━━━ DATA IN THIS EXERCISE ━━━

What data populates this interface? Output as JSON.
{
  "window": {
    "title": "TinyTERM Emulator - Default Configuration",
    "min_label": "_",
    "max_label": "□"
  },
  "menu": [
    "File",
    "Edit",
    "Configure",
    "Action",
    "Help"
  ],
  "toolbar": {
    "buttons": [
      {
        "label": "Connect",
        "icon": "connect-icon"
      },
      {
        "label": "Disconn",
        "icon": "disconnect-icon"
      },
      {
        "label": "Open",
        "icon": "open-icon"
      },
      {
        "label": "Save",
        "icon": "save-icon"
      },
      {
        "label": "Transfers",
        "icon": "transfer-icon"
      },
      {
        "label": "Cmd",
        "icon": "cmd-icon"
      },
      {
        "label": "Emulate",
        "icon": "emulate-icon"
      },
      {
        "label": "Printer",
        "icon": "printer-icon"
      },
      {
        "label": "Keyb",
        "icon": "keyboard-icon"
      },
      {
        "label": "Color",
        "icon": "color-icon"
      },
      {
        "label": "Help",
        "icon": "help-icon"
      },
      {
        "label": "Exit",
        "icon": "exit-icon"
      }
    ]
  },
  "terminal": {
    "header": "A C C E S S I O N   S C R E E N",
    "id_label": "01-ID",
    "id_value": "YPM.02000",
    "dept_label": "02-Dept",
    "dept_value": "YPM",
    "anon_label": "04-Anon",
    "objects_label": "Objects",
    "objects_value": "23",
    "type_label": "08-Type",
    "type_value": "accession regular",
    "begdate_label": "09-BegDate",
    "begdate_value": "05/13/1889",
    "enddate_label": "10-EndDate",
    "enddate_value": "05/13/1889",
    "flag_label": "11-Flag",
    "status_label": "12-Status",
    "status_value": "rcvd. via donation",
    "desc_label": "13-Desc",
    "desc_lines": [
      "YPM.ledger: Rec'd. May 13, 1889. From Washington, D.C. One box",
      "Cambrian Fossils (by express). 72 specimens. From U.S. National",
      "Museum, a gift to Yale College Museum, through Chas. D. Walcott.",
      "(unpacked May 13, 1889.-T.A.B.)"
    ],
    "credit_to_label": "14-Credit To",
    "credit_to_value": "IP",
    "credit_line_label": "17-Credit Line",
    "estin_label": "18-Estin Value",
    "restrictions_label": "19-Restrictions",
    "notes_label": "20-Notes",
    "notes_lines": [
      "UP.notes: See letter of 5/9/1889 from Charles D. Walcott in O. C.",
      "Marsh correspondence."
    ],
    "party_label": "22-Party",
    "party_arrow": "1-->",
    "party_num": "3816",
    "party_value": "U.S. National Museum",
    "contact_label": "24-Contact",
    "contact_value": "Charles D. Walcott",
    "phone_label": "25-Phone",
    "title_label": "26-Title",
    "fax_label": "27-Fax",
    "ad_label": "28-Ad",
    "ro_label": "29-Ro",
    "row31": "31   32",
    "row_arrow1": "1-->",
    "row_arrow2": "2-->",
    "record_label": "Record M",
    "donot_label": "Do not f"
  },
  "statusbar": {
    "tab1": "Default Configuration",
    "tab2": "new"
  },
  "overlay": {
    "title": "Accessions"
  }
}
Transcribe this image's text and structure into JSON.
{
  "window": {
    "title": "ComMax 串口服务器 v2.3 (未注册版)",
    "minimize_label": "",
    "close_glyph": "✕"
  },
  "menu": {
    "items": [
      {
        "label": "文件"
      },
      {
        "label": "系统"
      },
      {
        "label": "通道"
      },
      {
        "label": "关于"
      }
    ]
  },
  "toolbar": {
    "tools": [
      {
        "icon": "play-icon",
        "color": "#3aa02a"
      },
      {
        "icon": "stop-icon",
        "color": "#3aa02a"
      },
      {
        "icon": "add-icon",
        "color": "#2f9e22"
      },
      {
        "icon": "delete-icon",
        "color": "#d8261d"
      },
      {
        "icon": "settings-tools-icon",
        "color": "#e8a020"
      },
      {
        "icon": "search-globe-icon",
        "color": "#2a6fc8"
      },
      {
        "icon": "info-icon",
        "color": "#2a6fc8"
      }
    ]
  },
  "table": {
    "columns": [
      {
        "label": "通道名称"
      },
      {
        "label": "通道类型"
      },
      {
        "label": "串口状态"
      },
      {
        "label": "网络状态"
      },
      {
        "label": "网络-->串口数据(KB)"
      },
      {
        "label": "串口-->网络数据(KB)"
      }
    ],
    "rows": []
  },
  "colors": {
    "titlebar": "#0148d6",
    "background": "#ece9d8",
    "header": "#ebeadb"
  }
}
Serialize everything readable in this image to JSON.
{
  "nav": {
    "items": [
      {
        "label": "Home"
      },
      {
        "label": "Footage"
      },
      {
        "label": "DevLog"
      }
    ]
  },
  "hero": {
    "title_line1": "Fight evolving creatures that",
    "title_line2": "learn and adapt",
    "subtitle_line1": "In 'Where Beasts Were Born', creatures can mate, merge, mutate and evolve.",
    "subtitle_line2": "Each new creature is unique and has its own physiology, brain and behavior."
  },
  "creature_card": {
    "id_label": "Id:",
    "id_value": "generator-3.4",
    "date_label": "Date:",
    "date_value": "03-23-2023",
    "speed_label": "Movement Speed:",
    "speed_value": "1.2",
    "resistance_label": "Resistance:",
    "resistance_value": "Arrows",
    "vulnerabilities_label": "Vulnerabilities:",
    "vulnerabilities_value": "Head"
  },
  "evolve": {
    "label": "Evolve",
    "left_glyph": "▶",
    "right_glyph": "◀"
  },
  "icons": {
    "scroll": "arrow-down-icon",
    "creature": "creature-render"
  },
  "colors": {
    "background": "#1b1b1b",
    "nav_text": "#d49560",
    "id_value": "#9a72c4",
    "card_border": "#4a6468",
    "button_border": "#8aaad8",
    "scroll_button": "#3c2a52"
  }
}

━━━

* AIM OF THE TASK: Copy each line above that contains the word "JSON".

* RESULT OF THE TASK:
What data populates this interface? Output as JSON.
Transcribe this image's text and structure into JSON.
Serialize everything readable in this image to JSON.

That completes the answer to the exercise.